Hundreds of Khan’s supporters gathered outside the court building, chanting slogans against Sharif’s government. Demonstrators said Khan is being politically victimized by Sharif’s government. Later, Khan left the court for his home on the outskirts of Islamabad.
Sharif replaced Khan in April when he was ousted in a no-confidence vote in Parliament. Legal experts say Khan could face from several months to 14 years in prison, the equivalent of a life sentence if he is found guilty by the court during the trial which has not started yet against him on the terrorism charges.
Thursday’s appearance of Khan before an anti-terrorism tribunal amid tight security was the latest development in the saga between Pakistan’s government and Khan, who has been holding mass rallies, seeking to return to power.
Khan is also to appear before the Islamabad High Court on Aug. 31 to face contempt proceedings on charges of threatening a judge. His conviction, in this case, will mean his disqualification from politics for life under Pakistani law. No convicted person can run for office.
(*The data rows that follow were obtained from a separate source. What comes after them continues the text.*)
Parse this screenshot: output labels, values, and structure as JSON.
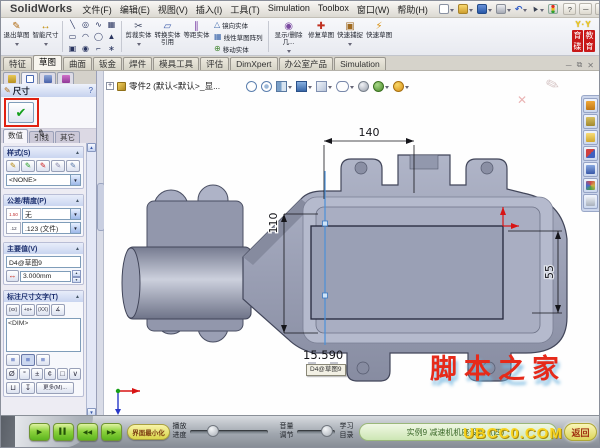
{
  "titlebar": {
    "app": "SolidWorks",
    "menus": [
      "文件(F)",
      "编辑(E)",
      "视图(V)",
      "插入(I)",
      "工具(T)",
      "Simulation",
      "Toolbox",
      "窗口(W)",
      "帮助(H)"
    ]
  },
  "glyphs": {
    "caret": "▾",
    "help": "?",
    "minimize": "─",
    "restore": "⧉",
    "close": "✕",
    "undo": "↶",
    "select": "▲",
    "tree_plus": "+",
    "pencil": "✎",
    "dim_icon": "↔",
    "scissors": "✂",
    "convert": "▱",
    "offset": "∥",
    "mirror": "△",
    "pattern": "▦",
    "move": "⊕",
    "display_del": "◉",
    "repair": "✚",
    "snap": "▣",
    "rapid": "⚡",
    "grid": [
      "╲",
      "◎",
      "∿",
      "▦",
      "▭",
      "◠",
      "◯",
      "▲",
      "▣",
      "◉",
      "⌐",
      "∗"
    ],
    "check": "✔",
    "chevron_up": "▲",
    "scroll_up": "▲",
    "scroll_down": "▼",
    "spin_up": "▲",
    "spin_down": "▼",
    "txt_btns": [
      "(xx)",
      "+x+",
      "(XX)",
      "∡"
    ],
    "justify": "≡",
    "symbols": [
      "Ø",
      "°",
      "±",
      "¢",
      "□",
      "∨"
    ],
    "cup": "⊔",
    "anchor": "↧",
    "flip": "↔",
    "play": "▶",
    "pause": "▌▌",
    "rewind": "◀◀",
    "forward": "▶▶"
  },
  "brand": {
    "yy": "Y·Y",
    "col1": "育碟",
    "col2": "教育"
  },
  "toolbar": {
    "items": [
      {
        "label": "退出草图"
      },
      {
        "label": "智能尺寸"
      },
      {
        "label": "剪裁实体"
      },
      {
        "label": "转换实体引用"
      },
      {
        "label": "等距实体"
      },
      {
        "label": "镜向实体"
      },
      {
        "label": "线性草图阵列"
      },
      {
        "label": "移动实体"
      },
      {
        "label": "显示/删除几..."
      },
      {
        "label": "修复草图"
      },
      {
        "label": "快速捕捉"
      },
      {
        "label": "快速草图"
      }
    ]
  },
  "cmdtabs": {
    "items": [
      {
        "label": "特征"
      },
      {
        "label": "草图"
      },
      {
        "label": "曲面"
      },
      {
        "label": "钣金"
      },
      {
        "label": "焊件"
      },
      {
        "label": "模具工具"
      },
      {
        "label": "评估"
      },
      {
        "label": "DimXpert"
      },
      {
        "label": "办公室产品"
      },
      {
        "label": "Simulation"
      }
    ]
  },
  "pm": {
    "header": "尺寸",
    "tabs": [
      "数值",
      "引线",
      "其它"
    ],
    "style": {
      "title": "样式(S)",
      "none": "<NONE>"
    },
    "tolerance": {
      "title": "公差/精度(P)",
      "icon1": "1.50",
      "icon2": ".12",
      "v1": "无",
      "v2": ".123 (文件)"
    },
    "primary": {
      "title": "主要值(V)",
      "name": "D4@草图9",
      "value": "3.000mm"
    },
    "dimtext": {
      "title": "标注尺寸文字(T)",
      "body": "<DIM>",
      "more": "更多(M)..."
    }
  },
  "gfx": {
    "doc_label": "零件2 (默认<默认>_显...",
    "dims": {
      "width": "140",
      "height": "110",
      "right": "55",
      "active": "15.590"
    },
    "tag": "D4@草图9",
    "watermark": "脚本之家"
  },
  "player": {
    "minimize": "界面最小化",
    "progress": "播放进度",
    "volume": "音量调节",
    "catalog": "学习目录",
    "lesson": "实例9 减速机机座设计（四）",
    "back": "返回",
    "site": "UBCC0.COM"
  }
}
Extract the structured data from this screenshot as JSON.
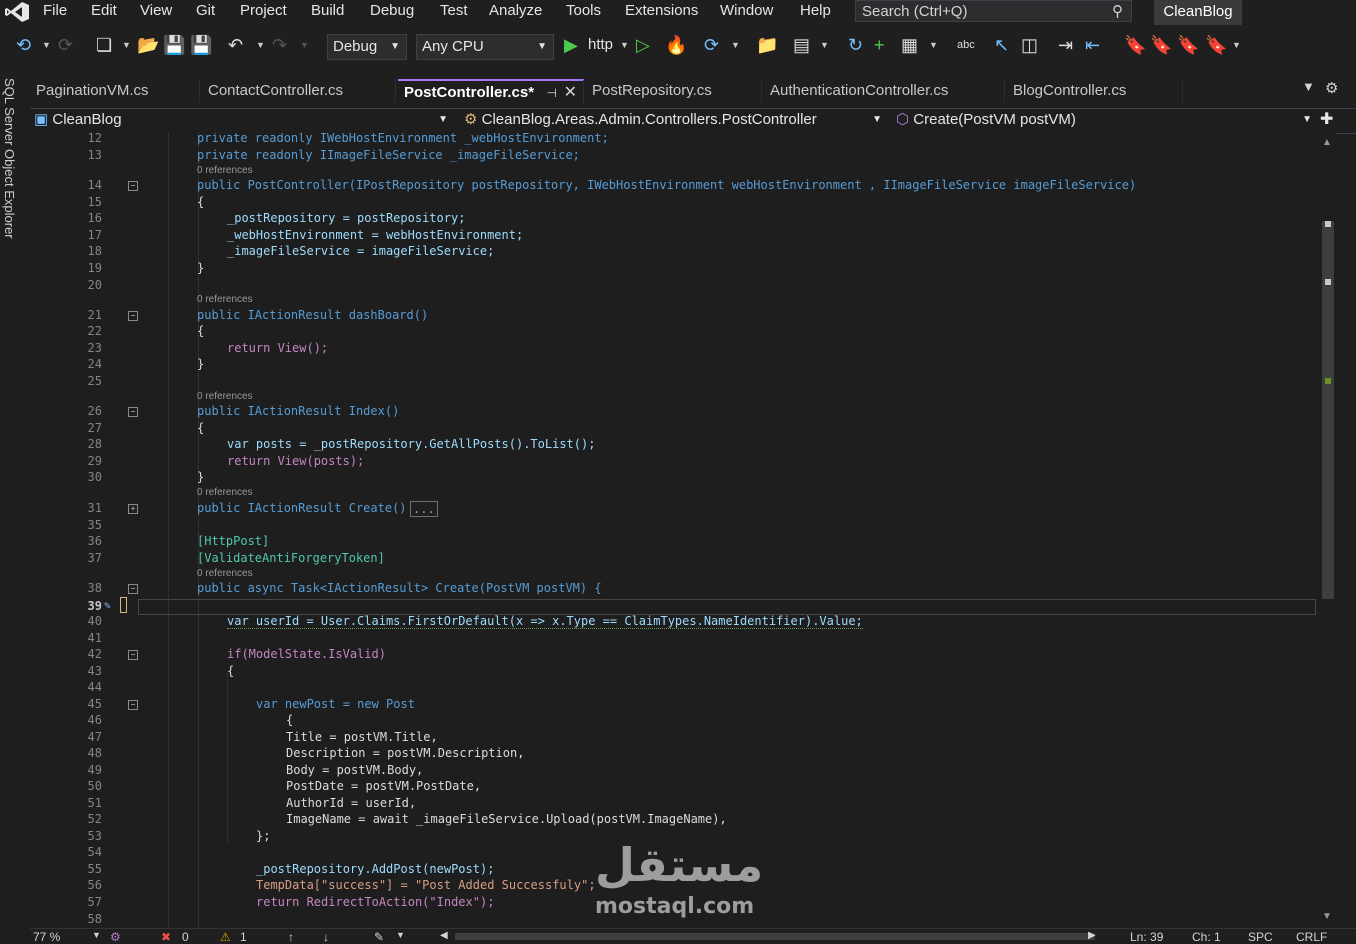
{
  "menu": {
    "items": [
      "File",
      "Edit",
      "View",
      "Git",
      "Project",
      "Build",
      "Debug",
      "Test",
      "Analyze",
      "Tools",
      "Extensions",
      "Window",
      "Help"
    ],
    "search_label": "Search (Ctrl+Q)",
    "solution": "CleanBlog"
  },
  "toolbar": {
    "configuration": "Debug",
    "platform": "Any CPU",
    "run_target": "http"
  },
  "left_panel": {
    "label": "SQL Server Object Explorer"
  },
  "tabs": [
    {
      "label": "PaginationVM.cs",
      "active": false
    },
    {
      "label": "ContactController.cs",
      "active": false
    },
    {
      "label": "PostController.cs*",
      "active": true
    },
    {
      "label": "PostRepository.cs",
      "active": false
    },
    {
      "label": "AuthenticationController.cs",
      "active": false
    },
    {
      "label": "BlogController.cs",
      "active": false
    }
  ],
  "navigation": {
    "project": "CleanBlog",
    "type": "CleanBlog.Areas.Admin.Controllers.PostController",
    "member": "Create(PostVM postVM)"
  },
  "editor": {
    "references_label": "0 references",
    "current_line": "39",
    "line_numbers": [
      "12",
      "13",
      "14",
      "15",
      "16",
      "17",
      "18",
      "19",
      "20",
      "21",
      "22",
      "23",
      "24",
      "25",
      "26",
      "27",
      "28",
      "29",
      "30",
      "31",
      "35",
      "36",
      "37",
      "38",
      "39",
      "40",
      "41",
      "42",
      "43",
      "44",
      "45",
      "46",
      "47",
      "48",
      "49",
      "50",
      "51",
      "52",
      "53",
      "54",
      "55",
      "56",
      "57",
      "58"
    ],
    "code": {
      "l12": "private readonly IWebHostEnvironment _webHostEnvironment;",
      "l13": "private readonly IImageFileService _imageFileService;",
      "l14": "public PostController(IPostRepository postRepository, IWebHostEnvironment webHostEnvironment , IImageFileService imageFileService)",
      "l15": "{",
      "l16": "_postRepository = postRepository;",
      "l17": "_webHostEnvironment = webHostEnvironment;",
      "l18": "_imageFileService = imageFileService;",
      "l19": "}",
      "l21": "public IActionResult dashBoard()",
      "l22": "{",
      "l23": "return View();",
      "l24": "}",
      "l26": "public IActionResult Index()",
      "l27": "{",
      "l28": "var posts = _postRepository.GetAllPosts().ToList();",
      "l29": "return View(posts);",
      "l30": "}",
      "l31": "public IActionResult Create()",
      "l31_collapsed": "...",
      "l36": "[HttpPost]",
      "l37": "[ValidateAntiForgeryToken]",
      "l38": "public async Task<IActionResult> Create(PostVM postVM) {",
      "l40": "var userId = User.Claims.FirstOrDefault(x => x.Type == ClaimTypes.NameIdentifier).Value;",
      "l42": "if(ModelState.IsValid)",
      "l43": "{",
      "l45": "var newPost = new Post",
      "l46": "{",
      "l47": "Title = postVM.Title,",
      "l48": "Description = postVM.Description,",
      "l49": "Body = postVM.Body,",
      "l50": "PostDate = postVM.PostDate,",
      "l51": "AuthorId = userId,",
      "l52": "ImageName = await _imageFileService.Upload(postVM.ImageName),",
      "l53": "};",
      "l55": "_postRepository.AddPost(newPost);",
      "l56": "TempData[\"success\"] = \"Post Added Successfuly\";",
      "l57": "return RedirectToAction(\"Index\");"
    }
  },
  "status": {
    "zoom": "77 %",
    "errors": "0",
    "warnings": "1",
    "line": "Ln: 39",
    "col": "Ch: 1",
    "whitespace": "SPC",
    "line_endings": "CRLF"
  },
  "watermark": {
    "arabic": "مستقل",
    "latin": "mostaql.com"
  },
  "colors": {
    "accent": "#a875ff",
    "keyword": "#569cd6",
    "type": "#4ec9b0",
    "method": "#dcdcaa",
    "string": "#d69d85",
    "parameter": "#9cdcfe"
  }
}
It is the second time that Khan — a former cricket star turned Islamist politician — faces contempt charges. After elections in 1993, he was summoned but pardoned by the Supreme Court after describing the conduct of the judiciary as “shameful” and saying it did not ensure free and fair elections.
Legal experts say Khan has limited options and could avoid a conviction if he apologizes for his remarks against Judge Zeba Chaudhry, when he told her to “get ready for it, we will also take action against you.”
Khan made that critical comment against judge Chaudhry after she allowed police to interrogate Gill, who is the chief of staff at Khan’s party. Gill was arrested earlier this month for allegedly attempting to incite soldiers to revolt against the top military leadership. Gill was sent to jail the previous day, pending trial.
Since his ouster, Khan has alleged — without providing evidence — that Pakistan’s powerful military took part in a U.S. plot to oust him. Washington, the Pakistani military and the government of Khan’s successor, Shahbaz Sharif, have all denied the allegation.
Khan came to power promising to break the pattern of family rule in Pakistan. His opponents contend he was elected with help from the powerful military, which has ruled the country for half of its 75-year history. Since his ouster, Khan has also demanded early elections and vowed to oust Sharif’s government through “pressure from the people.”